The problem.
The expected output is an exact restatement of all the records.
⁂
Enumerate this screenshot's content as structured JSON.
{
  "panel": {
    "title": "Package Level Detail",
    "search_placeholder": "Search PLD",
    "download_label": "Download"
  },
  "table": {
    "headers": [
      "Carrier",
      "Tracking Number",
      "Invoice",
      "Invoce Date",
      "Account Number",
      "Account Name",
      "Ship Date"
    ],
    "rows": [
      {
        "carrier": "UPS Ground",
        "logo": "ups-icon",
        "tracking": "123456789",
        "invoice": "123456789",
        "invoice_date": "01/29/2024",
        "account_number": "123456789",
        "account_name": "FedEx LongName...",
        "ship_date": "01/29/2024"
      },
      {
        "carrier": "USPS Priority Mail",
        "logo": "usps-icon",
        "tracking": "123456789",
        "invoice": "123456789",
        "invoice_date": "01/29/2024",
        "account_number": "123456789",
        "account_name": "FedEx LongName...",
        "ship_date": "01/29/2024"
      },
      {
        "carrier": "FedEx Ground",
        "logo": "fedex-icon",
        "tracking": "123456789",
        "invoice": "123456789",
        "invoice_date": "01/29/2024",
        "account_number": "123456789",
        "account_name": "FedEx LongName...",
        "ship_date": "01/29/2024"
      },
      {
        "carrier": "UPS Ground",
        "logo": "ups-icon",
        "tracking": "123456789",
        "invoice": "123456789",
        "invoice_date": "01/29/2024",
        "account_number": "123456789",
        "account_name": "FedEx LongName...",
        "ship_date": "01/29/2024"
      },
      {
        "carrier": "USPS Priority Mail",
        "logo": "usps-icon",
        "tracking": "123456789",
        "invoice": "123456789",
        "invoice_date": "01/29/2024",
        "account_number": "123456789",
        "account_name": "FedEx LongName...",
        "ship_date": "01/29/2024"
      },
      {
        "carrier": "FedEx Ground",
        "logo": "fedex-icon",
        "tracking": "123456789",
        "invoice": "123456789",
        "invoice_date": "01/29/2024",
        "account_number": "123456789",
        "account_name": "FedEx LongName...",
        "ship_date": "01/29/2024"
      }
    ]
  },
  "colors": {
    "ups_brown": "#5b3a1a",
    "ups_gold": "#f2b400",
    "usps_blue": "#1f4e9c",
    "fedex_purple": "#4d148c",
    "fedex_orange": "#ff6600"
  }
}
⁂
Exercise output.
Enumerate this screenshot's content as structured JSON.
{
  "panel": {
    "title": "Package Level Detail",
    "search_placeholder": "Search PLD",
    "download_label": "Download"
  },
  "table": {
    "headers": [
      "Carrier",
      "Tracking Number",
      "Invoice",
      "Invoce Date",
      "Account Number",
      "Account Name",
      "Ship Date"
    ],
    "rows": [
      {
        "carrier": "UPS Ground",
        "logo": "ups-icon",
        "tracking": "123456789",
        "invoice": "123456789",
        "invoice_date": "01/29/2024",
        "account_number": "123456789",
        "account_name": "FedEx LongName...",
        "ship_date": "01/29/2024"
      },
      {
        "carrier": "USPS Priority Mail",
        "logo": "usps-icon",
        "tracking": "123456789",
        "invoice": "123456789",
        "invoice_date": "01/29/2024",
        "account_number": "123456789",
        "account_name": "FedEx LongName...",
        "ship_date": "01/29/2024"
      },
      {
        "carrier": "FedEx Ground",
        "logo": "fedex-icon",
        "tracking": "123456789",
        "invoice": "123456789",
        "invoice_date": "01/29/2024",
        "account_number": "123456789",
        "account_name": "FedEx LongName...",
        "ship_date": "01/29/2024"
      },
      {
        "carrier": "UPS Ground",
        "logo": "ups-icon",
        "tracking": "123456789",
        "invoice": "123456789",
        "invoice_date": "01/29/2024",
        "account_number": "123456789",
        "account_name": "FedEx LongName...",
        "ship_date": "01/29/2024"
      },
      {
        "carrier": "USPS Priority Mail",
        "logo": "usps-icon",
        "tracking": "123456789",
        "invoice": "123456789",
        "invoice_date": "01/29/2024",
        "account_number": "123456789",
        "account_name": "FedEx LongName...",
        "ship_date": "01/29/2024"
      },
      {
        "carrier": "FedEx Ground",
        "logo": "fedex-icon",
        "tracking": "123456789",
        "invoice": "123456789",
        "invoice_date": "01/29/2024",
        "account_number": "123456789",
        "account_name": "FedEx LongName...",
        "ship_date": "01/29/2024"
      }
    ]
  },
  "colors": {
    "ups_brown": "#5b3a1a",
    "ups_gold": "#f2b400",
    "usps_blue": "#1f4e9c",
    "fedex_purple": "#4d148c",
    "fedex_orange": "#ff6600"
  }
}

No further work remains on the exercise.